Grateful for senior homes and weed.
My entire photo roll is of old people.
I am moving to a new city soon and I have to say goodbye to perhaps the most meaningful position I’ve ever held — a bestie of oldies.
Months later, I can say that I would definitely recommend this type of work to other people, especially those interested in working with folks impaired by physical and mental disabilities — but it is certainly not for everyone. If you don’t like being the life of the party, this is probably not for you.
In January, I basically started living at the facility — I started picking up more shifts as a recreation coordinator and making more money. The pay was low and the administration basically endorsed nepotism. The big boss was friendly but distant and oftentimes crude. The work was exhausting at times but I knew that whatever I was upset about was nothing compared to what the aides or dining staff or my director had to go through.
Building trust is something that I was able to achieve with some of the residents but not others and that was true for the most obvious reasons: some have dementia, some do not. The women are most likely to want to communicate with the staff and attend activities, while the men are likely to not — but there are exceptions.
Interdepartmental camaraderie is rare though. A colleague of mine who had successfully raised through the ranks over the last few years can effortlessly tell you the history of this senior home. She credits this work for getting her interested in a career in business management…which is good because she is really good at managing the rest of us.
Before this gig I was working a remote job for a home health nonprofit and after months of that I could not handle it anymore. I was desperate at that point for in-person work. What’s crazy is that once I started working here, I started to develop even more healthy habits and that’s because I was so eager for these elderly to like me. If they liked what they saw, they would come to my events. Impressing the oldies motivated me to actually care about my appearance — somewhat.
The brainiacs and bookworms truly astounded me with their knowledge which made trivia games very fun. Also, have you heard of the cliché that old people love Bingo? Yup, it’s real. They really love the hell out of Bingo and each week it is the most highly attended event. (“I love to gamble” — one elder keeps telling me — but don’t be surprised if she threatens to file a lawsuit and shut down this facility a minute later.)
It’s normal though to see a stretcher and EMTs come by once every few weeks. It’s scary leaving one day and thinking that when you return the next a person whose company you deeply enjoy(ed) could expire. It has happened. It feels horrible.
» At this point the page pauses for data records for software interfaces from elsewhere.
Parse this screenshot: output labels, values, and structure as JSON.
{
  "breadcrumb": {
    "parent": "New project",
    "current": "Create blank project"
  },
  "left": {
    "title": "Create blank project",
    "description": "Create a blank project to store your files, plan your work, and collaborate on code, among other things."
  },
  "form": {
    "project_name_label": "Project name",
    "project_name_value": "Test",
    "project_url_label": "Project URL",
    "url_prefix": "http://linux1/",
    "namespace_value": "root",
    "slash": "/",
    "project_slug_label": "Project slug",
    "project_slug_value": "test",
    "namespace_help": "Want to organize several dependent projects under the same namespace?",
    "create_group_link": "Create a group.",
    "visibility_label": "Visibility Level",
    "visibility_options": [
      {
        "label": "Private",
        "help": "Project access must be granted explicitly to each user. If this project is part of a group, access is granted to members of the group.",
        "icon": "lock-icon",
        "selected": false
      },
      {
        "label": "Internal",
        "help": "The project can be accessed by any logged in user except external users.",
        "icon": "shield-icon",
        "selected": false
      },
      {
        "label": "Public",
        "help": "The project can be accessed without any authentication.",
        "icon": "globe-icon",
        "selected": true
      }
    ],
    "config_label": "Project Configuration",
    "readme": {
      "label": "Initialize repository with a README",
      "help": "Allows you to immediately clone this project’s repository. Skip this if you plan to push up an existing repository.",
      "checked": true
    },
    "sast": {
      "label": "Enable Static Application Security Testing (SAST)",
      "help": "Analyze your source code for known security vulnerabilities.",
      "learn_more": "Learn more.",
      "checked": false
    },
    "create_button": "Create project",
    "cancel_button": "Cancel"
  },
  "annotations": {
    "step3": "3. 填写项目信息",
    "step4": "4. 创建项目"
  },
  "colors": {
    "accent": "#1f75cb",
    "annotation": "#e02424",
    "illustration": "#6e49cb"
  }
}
This work has also opened my eyes to a religion that I had very little knowledge about previously. The facility markets itself as a home for Jewish elders — not everyone is Jewish but we recreation coordinators have to plan and execute social events according to the religious doctrine of most of the residents. I remember telling one resident that I was raised Hindu. She seemed concerned — “But you’re also Jewish right?” She is the truly the sweetest. “Yes, I am,” I told her. “I like to believe in a little bit of everything.” I am now good friends with one of the Rabbis. He has been very supportive of my own dreams, encouraging me to write and teach and one day share my work with him. (Hi Rabbi, if you are reading this. I am doing my best.)
To get to the latter half of the above one-liner — well, it’s pretty self-explanatory.
Reading, writing, simply focusing on the present moment, falling asleep — it’s helped me with all of these things. However, I am slowly moving towards a lifestyle in which I don’t use it…because I think I could do better without it. (This all sounds crazy if you knew me.)
Taking it one day at a time.